Component data from apps and pages
+-------+

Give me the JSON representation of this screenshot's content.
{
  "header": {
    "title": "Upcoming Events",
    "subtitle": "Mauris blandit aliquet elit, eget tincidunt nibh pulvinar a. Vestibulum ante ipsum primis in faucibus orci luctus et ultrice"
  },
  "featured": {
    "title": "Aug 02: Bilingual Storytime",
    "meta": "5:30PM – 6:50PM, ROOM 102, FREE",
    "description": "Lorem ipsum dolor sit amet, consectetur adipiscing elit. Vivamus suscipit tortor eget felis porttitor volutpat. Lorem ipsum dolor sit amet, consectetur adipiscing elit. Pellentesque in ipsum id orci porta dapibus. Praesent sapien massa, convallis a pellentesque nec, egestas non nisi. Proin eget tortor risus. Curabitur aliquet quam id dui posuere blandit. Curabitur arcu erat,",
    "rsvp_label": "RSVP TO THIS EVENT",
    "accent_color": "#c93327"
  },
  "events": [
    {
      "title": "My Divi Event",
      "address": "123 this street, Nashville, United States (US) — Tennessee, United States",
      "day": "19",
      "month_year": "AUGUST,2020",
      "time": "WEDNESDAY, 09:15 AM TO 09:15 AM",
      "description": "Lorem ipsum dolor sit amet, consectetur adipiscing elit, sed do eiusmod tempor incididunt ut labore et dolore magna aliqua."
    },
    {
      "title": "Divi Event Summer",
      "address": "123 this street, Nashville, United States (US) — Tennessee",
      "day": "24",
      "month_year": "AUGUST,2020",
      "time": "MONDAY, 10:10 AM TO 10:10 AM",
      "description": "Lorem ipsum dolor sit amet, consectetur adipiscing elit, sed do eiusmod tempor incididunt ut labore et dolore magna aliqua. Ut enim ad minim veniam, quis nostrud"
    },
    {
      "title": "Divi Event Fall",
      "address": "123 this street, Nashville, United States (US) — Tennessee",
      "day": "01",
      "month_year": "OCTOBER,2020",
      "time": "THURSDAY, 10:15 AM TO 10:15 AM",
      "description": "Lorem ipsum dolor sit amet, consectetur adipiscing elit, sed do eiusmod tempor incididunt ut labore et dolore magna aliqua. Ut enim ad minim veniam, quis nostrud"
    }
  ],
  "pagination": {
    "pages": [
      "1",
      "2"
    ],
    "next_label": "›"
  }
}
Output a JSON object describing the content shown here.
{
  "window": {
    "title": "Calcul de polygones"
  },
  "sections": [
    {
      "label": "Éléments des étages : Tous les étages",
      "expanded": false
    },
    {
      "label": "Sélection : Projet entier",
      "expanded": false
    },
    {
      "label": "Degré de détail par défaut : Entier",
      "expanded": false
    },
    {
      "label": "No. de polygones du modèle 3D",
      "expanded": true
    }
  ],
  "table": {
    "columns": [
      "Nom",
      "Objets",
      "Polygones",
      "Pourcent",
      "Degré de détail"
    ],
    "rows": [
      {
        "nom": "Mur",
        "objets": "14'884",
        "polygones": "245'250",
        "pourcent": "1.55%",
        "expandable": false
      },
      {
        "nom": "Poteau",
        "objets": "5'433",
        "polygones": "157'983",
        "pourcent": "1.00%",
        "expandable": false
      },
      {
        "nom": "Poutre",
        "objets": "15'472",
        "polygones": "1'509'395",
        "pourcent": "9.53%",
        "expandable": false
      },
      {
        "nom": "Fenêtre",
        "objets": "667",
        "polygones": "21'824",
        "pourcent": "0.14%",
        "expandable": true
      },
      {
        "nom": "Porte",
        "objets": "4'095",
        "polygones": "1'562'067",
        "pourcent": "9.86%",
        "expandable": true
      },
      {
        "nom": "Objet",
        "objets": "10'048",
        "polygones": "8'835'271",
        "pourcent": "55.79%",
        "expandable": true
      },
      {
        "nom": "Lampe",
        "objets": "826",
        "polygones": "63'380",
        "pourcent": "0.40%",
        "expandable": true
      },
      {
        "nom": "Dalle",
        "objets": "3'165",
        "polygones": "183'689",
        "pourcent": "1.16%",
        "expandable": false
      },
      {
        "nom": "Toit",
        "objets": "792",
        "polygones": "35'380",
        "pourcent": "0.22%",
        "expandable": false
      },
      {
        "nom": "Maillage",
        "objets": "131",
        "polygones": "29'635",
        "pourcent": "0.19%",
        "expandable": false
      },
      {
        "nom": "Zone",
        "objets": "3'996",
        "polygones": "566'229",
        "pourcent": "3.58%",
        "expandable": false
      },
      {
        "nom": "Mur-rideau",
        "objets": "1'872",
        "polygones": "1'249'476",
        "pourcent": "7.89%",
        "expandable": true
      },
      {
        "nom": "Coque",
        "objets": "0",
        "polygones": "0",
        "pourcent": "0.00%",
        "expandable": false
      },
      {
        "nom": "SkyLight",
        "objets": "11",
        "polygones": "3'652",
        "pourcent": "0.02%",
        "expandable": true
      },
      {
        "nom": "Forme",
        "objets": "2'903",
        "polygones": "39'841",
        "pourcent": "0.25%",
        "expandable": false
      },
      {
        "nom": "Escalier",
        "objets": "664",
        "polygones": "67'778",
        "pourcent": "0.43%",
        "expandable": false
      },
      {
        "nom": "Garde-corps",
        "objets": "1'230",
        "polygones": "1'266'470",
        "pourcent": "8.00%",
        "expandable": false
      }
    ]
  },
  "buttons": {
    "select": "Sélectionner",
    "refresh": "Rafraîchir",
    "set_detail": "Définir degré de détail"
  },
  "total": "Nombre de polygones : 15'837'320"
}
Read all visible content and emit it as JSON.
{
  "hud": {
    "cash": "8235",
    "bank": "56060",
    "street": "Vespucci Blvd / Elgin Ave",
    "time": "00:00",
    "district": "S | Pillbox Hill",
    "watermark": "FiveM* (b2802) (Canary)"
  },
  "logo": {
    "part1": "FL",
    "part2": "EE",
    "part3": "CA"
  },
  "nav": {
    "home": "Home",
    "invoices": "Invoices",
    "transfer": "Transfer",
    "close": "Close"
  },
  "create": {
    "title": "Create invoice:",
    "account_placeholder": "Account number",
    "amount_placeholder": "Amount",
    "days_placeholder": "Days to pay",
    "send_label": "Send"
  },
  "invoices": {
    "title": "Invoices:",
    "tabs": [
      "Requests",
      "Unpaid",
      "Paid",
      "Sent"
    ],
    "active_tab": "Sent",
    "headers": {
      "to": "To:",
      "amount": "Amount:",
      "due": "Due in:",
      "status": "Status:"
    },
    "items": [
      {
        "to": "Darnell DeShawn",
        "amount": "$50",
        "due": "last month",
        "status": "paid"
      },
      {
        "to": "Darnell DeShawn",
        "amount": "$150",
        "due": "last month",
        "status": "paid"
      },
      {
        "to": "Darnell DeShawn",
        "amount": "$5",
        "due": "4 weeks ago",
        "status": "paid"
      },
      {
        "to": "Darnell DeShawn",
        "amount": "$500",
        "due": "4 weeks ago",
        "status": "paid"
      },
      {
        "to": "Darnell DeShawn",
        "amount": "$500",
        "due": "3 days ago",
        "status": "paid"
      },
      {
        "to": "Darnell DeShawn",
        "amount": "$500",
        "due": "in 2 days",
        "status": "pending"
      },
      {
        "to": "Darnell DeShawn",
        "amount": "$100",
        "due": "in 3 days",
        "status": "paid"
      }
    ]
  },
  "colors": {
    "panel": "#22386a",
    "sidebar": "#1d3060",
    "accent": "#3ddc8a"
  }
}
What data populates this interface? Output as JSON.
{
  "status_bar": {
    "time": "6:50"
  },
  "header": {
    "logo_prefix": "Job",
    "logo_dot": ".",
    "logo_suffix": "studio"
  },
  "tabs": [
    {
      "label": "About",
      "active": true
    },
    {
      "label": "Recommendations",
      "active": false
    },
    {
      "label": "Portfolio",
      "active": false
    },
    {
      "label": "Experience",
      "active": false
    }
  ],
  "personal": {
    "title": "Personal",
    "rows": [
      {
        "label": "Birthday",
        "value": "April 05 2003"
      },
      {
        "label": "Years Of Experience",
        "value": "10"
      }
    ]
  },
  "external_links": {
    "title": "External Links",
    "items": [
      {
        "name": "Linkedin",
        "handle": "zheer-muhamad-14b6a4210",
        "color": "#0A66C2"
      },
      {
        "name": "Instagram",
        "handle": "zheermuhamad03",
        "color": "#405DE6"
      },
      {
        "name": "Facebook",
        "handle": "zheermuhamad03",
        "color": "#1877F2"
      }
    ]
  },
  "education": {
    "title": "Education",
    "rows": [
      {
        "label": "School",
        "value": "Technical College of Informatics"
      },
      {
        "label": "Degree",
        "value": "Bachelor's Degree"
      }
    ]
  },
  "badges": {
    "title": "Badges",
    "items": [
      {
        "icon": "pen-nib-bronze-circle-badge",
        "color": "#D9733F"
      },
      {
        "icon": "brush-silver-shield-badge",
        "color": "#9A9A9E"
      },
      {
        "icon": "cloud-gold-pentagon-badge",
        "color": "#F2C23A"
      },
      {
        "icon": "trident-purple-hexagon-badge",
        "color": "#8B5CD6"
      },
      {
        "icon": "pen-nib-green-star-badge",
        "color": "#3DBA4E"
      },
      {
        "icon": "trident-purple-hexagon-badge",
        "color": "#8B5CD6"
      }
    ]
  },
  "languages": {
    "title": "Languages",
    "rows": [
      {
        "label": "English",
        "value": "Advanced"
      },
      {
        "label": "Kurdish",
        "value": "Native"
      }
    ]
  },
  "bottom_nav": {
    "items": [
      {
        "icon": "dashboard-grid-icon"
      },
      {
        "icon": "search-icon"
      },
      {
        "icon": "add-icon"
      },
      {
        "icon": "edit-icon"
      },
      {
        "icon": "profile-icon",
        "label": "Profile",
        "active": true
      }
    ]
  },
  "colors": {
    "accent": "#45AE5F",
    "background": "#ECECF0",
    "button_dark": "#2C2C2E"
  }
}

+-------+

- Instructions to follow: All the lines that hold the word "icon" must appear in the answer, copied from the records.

- Response for this exercise:
        "icon": "pen-nib-bronze-circle-badge",
        "icon": "brush-silver-shield-badge",
        "icon": "cloud-gold-pentagon-badge",
        "icon": "trident-purple-hexagon-badge",
        "icon": "pen-nib-green-star-badge",
        "icon": "trident-purple-hexagon-badge",
        "icon": "dashboard-grid-icon"
        "icon": "search-icon"
        "icon": "add-icon"
        "icon": "edit-icon"
        "icon": "profile-icon",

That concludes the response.